### WHAT NEEDS TO BE DONE:
Your output should consist of every record, copied exactly.

BEGIN

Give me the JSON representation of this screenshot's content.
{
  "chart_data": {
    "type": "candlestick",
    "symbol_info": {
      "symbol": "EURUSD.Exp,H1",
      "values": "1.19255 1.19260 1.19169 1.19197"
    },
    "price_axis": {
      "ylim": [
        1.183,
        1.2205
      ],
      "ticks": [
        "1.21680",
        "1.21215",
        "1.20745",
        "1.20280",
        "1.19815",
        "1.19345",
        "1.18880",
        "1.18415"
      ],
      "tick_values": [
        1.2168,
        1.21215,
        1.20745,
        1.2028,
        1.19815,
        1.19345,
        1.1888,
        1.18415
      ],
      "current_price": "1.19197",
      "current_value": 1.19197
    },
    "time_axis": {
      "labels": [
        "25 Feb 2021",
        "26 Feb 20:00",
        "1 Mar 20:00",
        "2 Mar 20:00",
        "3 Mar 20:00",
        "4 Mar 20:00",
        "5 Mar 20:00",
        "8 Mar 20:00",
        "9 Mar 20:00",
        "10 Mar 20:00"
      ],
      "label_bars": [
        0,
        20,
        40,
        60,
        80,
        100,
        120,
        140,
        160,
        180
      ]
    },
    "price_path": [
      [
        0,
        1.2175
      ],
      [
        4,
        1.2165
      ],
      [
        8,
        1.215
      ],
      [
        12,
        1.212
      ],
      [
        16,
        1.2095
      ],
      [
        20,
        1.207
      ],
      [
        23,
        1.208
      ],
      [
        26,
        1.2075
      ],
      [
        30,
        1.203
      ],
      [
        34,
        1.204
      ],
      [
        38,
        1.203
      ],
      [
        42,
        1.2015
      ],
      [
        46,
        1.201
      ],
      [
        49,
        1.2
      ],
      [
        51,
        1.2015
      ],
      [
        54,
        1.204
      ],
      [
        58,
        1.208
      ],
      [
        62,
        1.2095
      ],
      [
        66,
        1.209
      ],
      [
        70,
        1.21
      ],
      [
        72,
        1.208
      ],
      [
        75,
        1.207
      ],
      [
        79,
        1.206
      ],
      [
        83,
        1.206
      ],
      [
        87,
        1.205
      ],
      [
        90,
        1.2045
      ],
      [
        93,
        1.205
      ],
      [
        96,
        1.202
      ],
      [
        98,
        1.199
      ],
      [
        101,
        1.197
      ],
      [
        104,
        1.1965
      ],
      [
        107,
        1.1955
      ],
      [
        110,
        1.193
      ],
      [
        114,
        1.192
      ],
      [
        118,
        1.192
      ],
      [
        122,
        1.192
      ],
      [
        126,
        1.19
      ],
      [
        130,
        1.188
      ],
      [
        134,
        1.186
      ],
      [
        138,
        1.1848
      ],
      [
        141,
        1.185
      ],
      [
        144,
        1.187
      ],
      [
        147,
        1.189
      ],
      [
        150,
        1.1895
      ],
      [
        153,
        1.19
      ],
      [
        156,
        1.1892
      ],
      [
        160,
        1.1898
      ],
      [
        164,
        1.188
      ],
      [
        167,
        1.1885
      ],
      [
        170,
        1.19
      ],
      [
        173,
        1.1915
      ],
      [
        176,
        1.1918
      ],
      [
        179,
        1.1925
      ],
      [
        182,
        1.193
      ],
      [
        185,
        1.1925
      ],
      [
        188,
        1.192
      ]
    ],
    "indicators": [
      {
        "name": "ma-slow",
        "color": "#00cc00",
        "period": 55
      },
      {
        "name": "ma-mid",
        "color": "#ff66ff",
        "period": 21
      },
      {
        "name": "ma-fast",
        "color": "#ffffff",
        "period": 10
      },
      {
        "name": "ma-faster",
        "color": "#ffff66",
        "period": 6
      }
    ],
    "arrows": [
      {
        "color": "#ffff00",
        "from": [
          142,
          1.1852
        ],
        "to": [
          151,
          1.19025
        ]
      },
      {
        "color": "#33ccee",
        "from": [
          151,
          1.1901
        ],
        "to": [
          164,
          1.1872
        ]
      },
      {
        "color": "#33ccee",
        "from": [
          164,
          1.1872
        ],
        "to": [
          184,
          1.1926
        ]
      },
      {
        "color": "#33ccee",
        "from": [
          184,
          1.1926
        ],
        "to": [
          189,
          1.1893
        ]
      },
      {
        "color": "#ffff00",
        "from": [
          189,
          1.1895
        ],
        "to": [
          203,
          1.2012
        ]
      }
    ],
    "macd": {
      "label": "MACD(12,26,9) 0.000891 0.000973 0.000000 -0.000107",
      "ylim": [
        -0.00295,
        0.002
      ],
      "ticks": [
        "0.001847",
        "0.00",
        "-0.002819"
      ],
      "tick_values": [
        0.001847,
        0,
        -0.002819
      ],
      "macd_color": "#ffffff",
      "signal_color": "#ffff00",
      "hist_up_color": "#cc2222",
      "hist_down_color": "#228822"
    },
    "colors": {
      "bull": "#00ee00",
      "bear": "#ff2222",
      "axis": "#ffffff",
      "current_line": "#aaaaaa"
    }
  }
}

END

### EXERCISE OUTPUT:
Give me the JSON representation of this screenshot's content.
{
  "chart_data": {
    "type": "candlestick",
    "symbol_info": {
      "symbol": "EURUSD.Exp,H1",
      "values": "1.19255 1.19260 1.19169 1.19197"
    },
    "price_axis": {
      "ylim": [
        1.183,
        1.2205
      ],
      "ticks": [
        "1.21680",
        "1.21215",
        "1.20745",
        "1.20280",
        "1.19815",
        "1.19345",
        "1.18880",
        "1.18415"
      ],
      "tick_values": [
        1.2168,
        1.21215,
        1.20745,
        1.2028,
        1.19815,
        1.19345,
        1.1888,
        1.18415
      ],
      "current_price": "1.19197",
      "current_value": 1.19197
    },
    "time_axis": {
      "labels": [
        "25 Feb 2021",
        "26 Feb 20:00",
        "1 Mar 20:00",
        "2 Mar 20:00",
        "3 Mar 20:00",
        "4 Mar 20:00",
        "5 Mar 20:00",
        "8 Mar 20:00",
        "9 Mar 20:00",
        "10 Mar 20:00"
      ],
      "label_bars": [
        0,
        20,
        40,
        60,
        80,
        100,
        120,
        140,
        160,
        180
      ]
    },
    "price_path": [
      [
        0,
        1.2175
      ],
      [
        4,
        1.2165
      ],
      [
        8,
        1.215
      ],
      [
        12,
        1.212
      ],
      [
        16,
        1.2095
      ],
      [
        20,
        1.207
      ],
      [
        23,
        1.208
      ],
      [
        26,
        1.2075
      ],
      [
        30,
        1.203
      ],
      [
        34,
        1.204
      ],
      [
        38,
        1.203
      ],
      [
        42,
        1.2015
      ],
      [
        46,
        1.201
      ],
      [
        49,
        1.2
      ],
      [
        51,
        1.2015
      ],
      [
        54,
        1.204
      ],
      [
        58,
        1.208
      ],
      [
        62,
        1.2095
      ],
      [
        66,
        1.209
      ],
      [
        70,
        1.21
      ],
      [
        72,
        1.208
      ],
      [
        75,
        1.207
      ],
      [
        79,
        1.206
      ],
      [
        83,
        1.206
      ],
      [
        87,
        1.205
      ],
      [
        90,
        1.2045
      ],
      [
        93,
        1.205
      ],
      [
        96,
        1.202
      ],
      [
        98,
        1.199
      ],
      [
        101,
        1.197
      ],
      [
        104,
        1.1965
      ],
      [
        107,
        1.1955
      ],
      [
        110,
        1.193
      ],
      [
        114,
        1.192
      ],
      [
        118,
        1.192
      ],
      [
        122,
        1.192
      ],
      [
        126,
        1.19
      ],
      [
        130,
        1.188
      ],
      [
        134,
        1.186
      ],
      [
        138,
        1.1848
      ],
      [
        141,
        1.185
      ],
      [
        144,
        1.187
      ],
      [
        147,
        1.189
      ],
      [
        150,
        1.1895
      ],
      [
        153,
        1.19
      ],
      [
        156,
        1.1892
      ],
      [
        160,
        1.1898
      ],
      [
        164,
        1.188
      ],
      [
        167,
        1.1885
      ],
      [
        170,
        1.19
      ],
      [
        173,
        1.1915
      ],
      [
        176,
        1.1918
      ],
      [
        179,
        1.1925
      ],
      [
        182,
        1.193
      ],
      [
        185,
        1.1925
      ],
      [
        188,
        1.192
      ]
    ],
    "indicators": [
      {
        "name": "ma-slow",
        "color": "#00cc00",
        "period": 55
      },
      {
        "name": "ma-mid",
        "color": "#ff66ff",
        "period": 21
      },
      {
        "name": "ma-fast",
        "color": "#ffffff",
        "period": 10
      },
      {
        "name": "ma-faster",
        "color": "#ffff66",
        "period": 6
      }
    ],
    "arrows": [
      {
        "color": "#ffff00",
        "from": [
          142,
          1.1852
        ],
        "to": [
          151,
          1.19025
        ]
      },
      {
        "color": "#33ccee",
        "from": [
          151,
          1.1901
        ],
        "to": [
          164,
          1.1872
        ]
      },
      {
        "color": "#33ccee",
        "from": [
          164,
          1.1872
        ],
        "to": [
          184,
          1.1926
        ]
      },
      {
        "color": "#33ccee",
        "from": [
          184,
          1.1926
        ],
        "to": [
          189,
          1.1893
        ]
      },
      {
        "color": "#ffff00",
        "from": [
          189,
          1.1895
        ],
        "to": [
          203,
          1.2012
        ]
      }
    ],
    "macd": {
      "label": "MACD(12,26,9) 0.000891 0.000973 0.000000 -0.000107",
      "ylim": [
        -0.00295,
        0.002
      ],
      "ticks": [
        "0.001847",
        "0.00",
        "-0.002819"
      ],
      "tick_values": [
        0.001847,
        0,
        -0.002819
      ],
      "macd_color": "#ffffff",
      "signal_color": "#ffff00",
      "hist_up_color": "#cc2222",
      "hist_down_color": "#228822"
    },
    "colors": {
      "bull": "#00ee00",
      "bear": "#ff2222",
      "axis": "#ffffff",
      "current_line": "#aaaaaa"
    }
  }
}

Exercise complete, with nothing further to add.